● **Goal of the exercise**
Search the records below for "reserved" and copy every line it turns up in.

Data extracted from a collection
-*-*-

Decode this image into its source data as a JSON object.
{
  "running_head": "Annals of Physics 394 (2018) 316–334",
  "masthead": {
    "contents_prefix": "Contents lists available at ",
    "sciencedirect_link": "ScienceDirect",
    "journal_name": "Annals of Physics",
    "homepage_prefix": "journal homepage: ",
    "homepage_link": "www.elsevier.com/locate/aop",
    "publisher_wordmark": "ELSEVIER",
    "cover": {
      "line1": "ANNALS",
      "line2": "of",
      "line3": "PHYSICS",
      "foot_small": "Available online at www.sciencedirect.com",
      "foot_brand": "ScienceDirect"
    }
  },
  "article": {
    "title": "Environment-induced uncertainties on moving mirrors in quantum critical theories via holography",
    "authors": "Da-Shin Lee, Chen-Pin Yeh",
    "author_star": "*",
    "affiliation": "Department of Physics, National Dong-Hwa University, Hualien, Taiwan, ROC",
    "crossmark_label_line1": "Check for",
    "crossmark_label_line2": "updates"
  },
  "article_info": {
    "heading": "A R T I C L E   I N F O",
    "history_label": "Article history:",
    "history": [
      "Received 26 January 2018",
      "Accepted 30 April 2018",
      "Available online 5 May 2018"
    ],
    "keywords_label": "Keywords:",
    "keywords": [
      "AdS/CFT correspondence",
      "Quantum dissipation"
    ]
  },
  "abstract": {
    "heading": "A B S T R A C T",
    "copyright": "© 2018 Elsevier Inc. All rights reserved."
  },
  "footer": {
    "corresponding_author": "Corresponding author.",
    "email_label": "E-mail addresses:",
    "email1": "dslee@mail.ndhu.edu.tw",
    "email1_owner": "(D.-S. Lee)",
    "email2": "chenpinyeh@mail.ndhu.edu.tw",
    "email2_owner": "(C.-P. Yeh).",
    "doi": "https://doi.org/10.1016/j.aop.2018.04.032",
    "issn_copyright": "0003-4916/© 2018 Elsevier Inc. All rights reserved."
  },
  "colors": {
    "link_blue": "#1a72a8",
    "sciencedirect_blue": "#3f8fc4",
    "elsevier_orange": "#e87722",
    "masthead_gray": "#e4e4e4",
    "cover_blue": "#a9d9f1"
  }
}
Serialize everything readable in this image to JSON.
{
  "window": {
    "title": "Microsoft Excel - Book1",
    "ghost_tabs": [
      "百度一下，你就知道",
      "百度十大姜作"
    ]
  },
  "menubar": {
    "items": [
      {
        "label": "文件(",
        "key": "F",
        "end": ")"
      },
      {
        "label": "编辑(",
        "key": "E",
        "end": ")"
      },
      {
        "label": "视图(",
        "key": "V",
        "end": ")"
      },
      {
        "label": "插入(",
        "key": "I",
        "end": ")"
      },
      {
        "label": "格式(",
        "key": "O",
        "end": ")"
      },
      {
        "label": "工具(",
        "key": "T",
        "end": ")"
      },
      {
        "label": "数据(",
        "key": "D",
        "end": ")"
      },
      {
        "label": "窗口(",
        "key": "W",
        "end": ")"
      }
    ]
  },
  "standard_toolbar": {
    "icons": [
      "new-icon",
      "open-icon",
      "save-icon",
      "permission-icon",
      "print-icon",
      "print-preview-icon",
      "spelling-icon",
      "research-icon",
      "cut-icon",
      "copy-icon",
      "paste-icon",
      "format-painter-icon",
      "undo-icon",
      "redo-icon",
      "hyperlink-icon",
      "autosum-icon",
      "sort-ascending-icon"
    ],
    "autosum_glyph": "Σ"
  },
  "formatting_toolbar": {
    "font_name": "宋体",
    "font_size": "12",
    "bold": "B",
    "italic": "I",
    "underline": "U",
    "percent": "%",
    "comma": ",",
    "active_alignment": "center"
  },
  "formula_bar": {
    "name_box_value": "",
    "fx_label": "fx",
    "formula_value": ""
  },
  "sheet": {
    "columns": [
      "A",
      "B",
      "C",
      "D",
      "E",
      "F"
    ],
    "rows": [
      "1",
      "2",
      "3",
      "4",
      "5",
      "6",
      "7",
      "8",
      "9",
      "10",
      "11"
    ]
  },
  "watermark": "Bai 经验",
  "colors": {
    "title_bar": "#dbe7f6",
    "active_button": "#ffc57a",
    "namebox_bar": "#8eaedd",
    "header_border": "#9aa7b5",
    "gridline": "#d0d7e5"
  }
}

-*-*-

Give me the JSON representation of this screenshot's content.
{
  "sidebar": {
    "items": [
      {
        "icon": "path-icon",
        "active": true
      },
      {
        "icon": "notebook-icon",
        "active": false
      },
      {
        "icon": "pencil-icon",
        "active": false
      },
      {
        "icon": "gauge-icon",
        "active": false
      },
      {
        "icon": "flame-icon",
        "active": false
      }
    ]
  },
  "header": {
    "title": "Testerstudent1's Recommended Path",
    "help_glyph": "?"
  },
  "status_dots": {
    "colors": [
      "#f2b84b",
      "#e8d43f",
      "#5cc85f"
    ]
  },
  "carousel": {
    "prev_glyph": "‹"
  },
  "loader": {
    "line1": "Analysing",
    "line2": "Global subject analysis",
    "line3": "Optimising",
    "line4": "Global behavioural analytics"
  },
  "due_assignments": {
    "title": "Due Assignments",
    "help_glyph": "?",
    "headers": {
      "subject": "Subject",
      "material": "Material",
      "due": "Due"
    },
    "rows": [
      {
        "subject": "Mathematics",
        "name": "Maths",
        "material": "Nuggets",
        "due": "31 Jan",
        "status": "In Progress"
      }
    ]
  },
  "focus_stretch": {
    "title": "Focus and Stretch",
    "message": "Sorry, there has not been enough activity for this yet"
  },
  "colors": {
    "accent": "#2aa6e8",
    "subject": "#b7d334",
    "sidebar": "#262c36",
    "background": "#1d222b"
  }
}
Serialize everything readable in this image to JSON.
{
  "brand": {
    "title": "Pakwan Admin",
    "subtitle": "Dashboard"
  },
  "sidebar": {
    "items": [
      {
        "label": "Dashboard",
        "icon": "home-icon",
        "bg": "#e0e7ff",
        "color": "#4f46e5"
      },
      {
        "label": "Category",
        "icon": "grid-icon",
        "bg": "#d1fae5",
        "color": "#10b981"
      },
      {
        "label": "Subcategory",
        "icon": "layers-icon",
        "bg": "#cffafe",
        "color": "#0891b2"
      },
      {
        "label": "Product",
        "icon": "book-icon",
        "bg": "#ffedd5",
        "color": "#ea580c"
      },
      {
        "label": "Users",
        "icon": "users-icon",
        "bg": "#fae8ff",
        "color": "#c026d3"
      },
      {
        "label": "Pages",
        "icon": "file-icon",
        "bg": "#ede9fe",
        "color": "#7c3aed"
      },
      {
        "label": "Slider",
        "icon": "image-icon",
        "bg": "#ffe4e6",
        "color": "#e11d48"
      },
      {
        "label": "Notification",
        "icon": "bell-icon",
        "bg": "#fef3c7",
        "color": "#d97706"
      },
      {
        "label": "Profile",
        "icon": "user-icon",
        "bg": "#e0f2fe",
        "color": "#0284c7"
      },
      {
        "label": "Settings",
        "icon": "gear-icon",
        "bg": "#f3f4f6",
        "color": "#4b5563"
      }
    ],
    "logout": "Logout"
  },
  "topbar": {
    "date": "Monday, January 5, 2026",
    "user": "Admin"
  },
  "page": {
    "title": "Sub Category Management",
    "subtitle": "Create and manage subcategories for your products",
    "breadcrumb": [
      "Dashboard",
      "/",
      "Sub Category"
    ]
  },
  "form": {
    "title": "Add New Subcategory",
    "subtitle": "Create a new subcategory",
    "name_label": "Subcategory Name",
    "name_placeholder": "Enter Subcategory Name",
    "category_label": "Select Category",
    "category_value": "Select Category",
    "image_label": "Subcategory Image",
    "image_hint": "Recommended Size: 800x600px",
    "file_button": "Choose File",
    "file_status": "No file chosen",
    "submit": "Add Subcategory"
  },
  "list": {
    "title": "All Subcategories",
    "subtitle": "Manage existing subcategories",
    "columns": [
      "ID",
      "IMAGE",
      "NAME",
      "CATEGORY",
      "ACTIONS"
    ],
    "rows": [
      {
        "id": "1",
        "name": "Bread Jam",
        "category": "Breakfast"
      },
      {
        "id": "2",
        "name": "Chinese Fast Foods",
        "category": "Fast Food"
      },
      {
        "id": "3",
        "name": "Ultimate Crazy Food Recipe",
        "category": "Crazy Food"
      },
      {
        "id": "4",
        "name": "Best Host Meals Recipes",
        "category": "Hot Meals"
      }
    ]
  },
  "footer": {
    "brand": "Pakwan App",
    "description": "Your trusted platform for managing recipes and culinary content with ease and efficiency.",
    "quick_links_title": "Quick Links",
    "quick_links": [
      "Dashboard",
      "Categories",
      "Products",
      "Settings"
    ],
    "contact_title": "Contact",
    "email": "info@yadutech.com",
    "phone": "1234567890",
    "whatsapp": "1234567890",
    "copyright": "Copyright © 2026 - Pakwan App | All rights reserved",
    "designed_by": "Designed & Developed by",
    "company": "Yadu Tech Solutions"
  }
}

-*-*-

● **Result below**
    "copyright": "© 2018 Elsevier Inc. All rights reserved."
    "issn_copyright": "0003-4916/© 2018 Elsevier Inc. All rights reserved."
    "copyright": "Copyright © 2026 - Pakwan App | All rights reserved",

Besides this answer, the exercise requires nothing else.